Contested Meanings of Lunacy in Nineteenth-Century Asylums

Mark Lee is a postdoctoral researcher on a multidisciplinary project based at Wolfson College, University of Oxford, that looks at experiences of illness and medicine across cultures and time periods. He is currently working on a book that explores the experience, interpretation and treatment of religious forms of madness and melancholy in the nineteenth-century Atlantic world.

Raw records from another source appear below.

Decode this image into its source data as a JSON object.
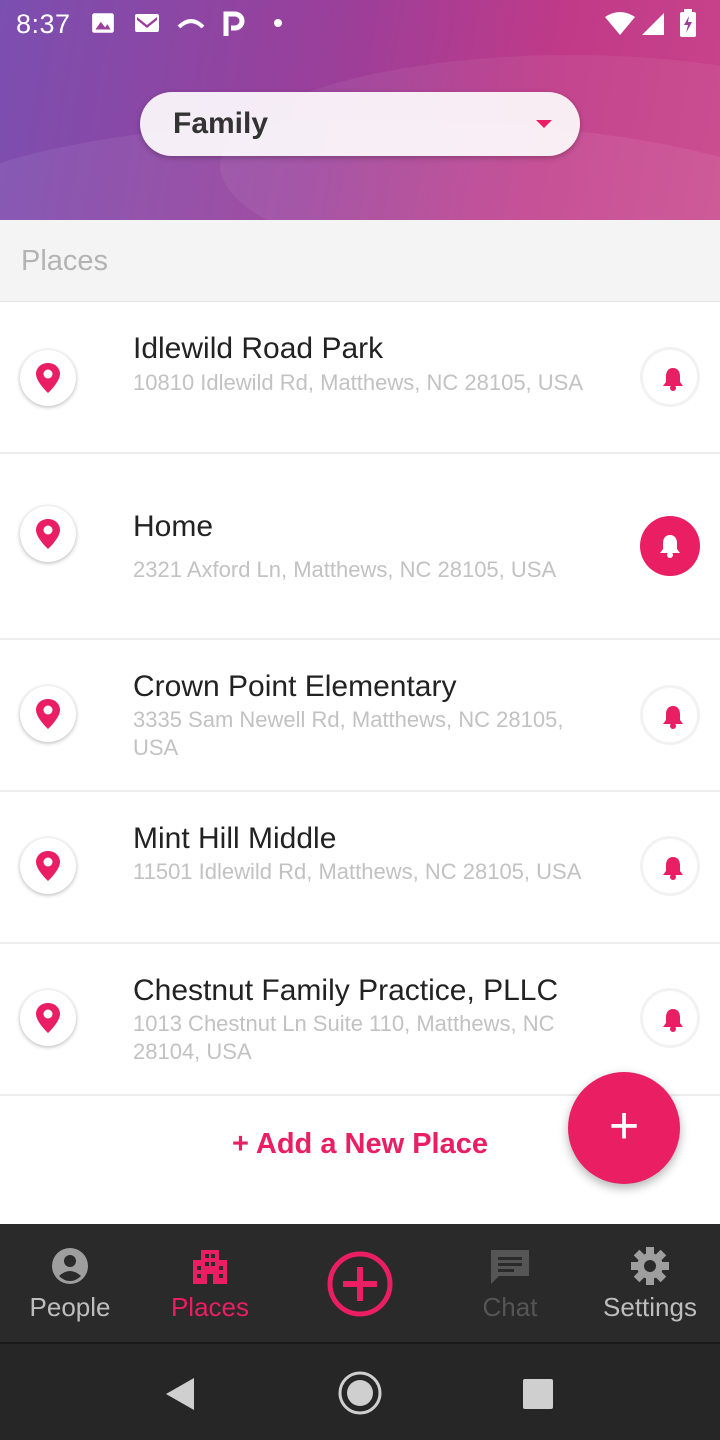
{
  "status_bar": {
    "time": "8:37",
    "left_icons": [
      "image-icon",
      "gmail-icon",
      "cast-icon",
      "parking-icon",
      "dot-icon"
    ],
    "right_icons": [
      "wifi-icon",
      "signal-icon",
      "battery-charging-icon"
    ]
  },
  "header": {
    "group_selector": {
      "value": "Family"
    }
  },
  "section": {
    "title": "Places"
  },
  "places": [
    {
      "name": "Idlewild Road Park",
      "address": "10810 Idlewild Rd, Matthews, NC 28105, USA",
      "alert_active": false
    },
    {
      "name": "Home",
      "address": "2321 Axford Ln, Matthews, NC 28105, USA",
      "alert_active": true
    },
    {
      "name": "Crown Point Elementary",
      "address": "3335 Sam Newell Rd, Matthews, NC 28105, USA",
      "alert_active": false
    },
    {
      "name": "Mint Hill Middle",
      "address": "11501 Idlewild Rd, Matthews, NC 28105, USA",
      "alert_active": false
    },
    {
      "name": "Chestnut Family Practice, PLLC",
      "address": "1013 Chestnut Ln Suite 110, Matthews, NC 28104, USA",
      "alert_active": false
    }
  ],
  "add_place_label": "+ Add a New Place",
  "fab_label": "+",
  "bottom_nav": {
    "items": [
      {
        "label": "People",
        "icon": "person-icon",
        "state": "inactive"
      },
      {
        "label": "Places",
        "icon": "building-icon",
        "state": "active"
      },
      {
        "label": "",
        "icon": "add-circle-icon",
        "state": "center"
      },
      {
        "label": "Chat",
        "icon": "chat-icon",
        "state": "disabled"
      },
      {
        "label": "Settings",
        "icon": "gear-icon",
        "state": "inactive"
      }
    ]
  },
  "system_nav": [
    "back-icon",
    "home-icon",
    "recents-icon"
  ],
  "colors": {
    "accent": "#e91e63",
    "header_gradient_start": "#7b4fb0",
    "header_gradient_end": "#c8438a",
    "nav_bg": "#2a2a2a"
  }
}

Astrology and the Moon have featured within concepts of madness and mental wellbeing since ancient times, as the word ‘lunacy’ would suggest. This talk focuses on the autobiographical writings of John Thomas Perceval (1803–1876), an English asylum patient (and son of the British Prime Minister, Spencer Perceval) who, after his release from confinement, co-founded an advocacy group called the Alleged Lunatics’ Friend Society. His writings express a forgotten perspective in the history of psychiatry: the response of alleged lunatics themselves to the narrowing epistemology of modern psychological medicine.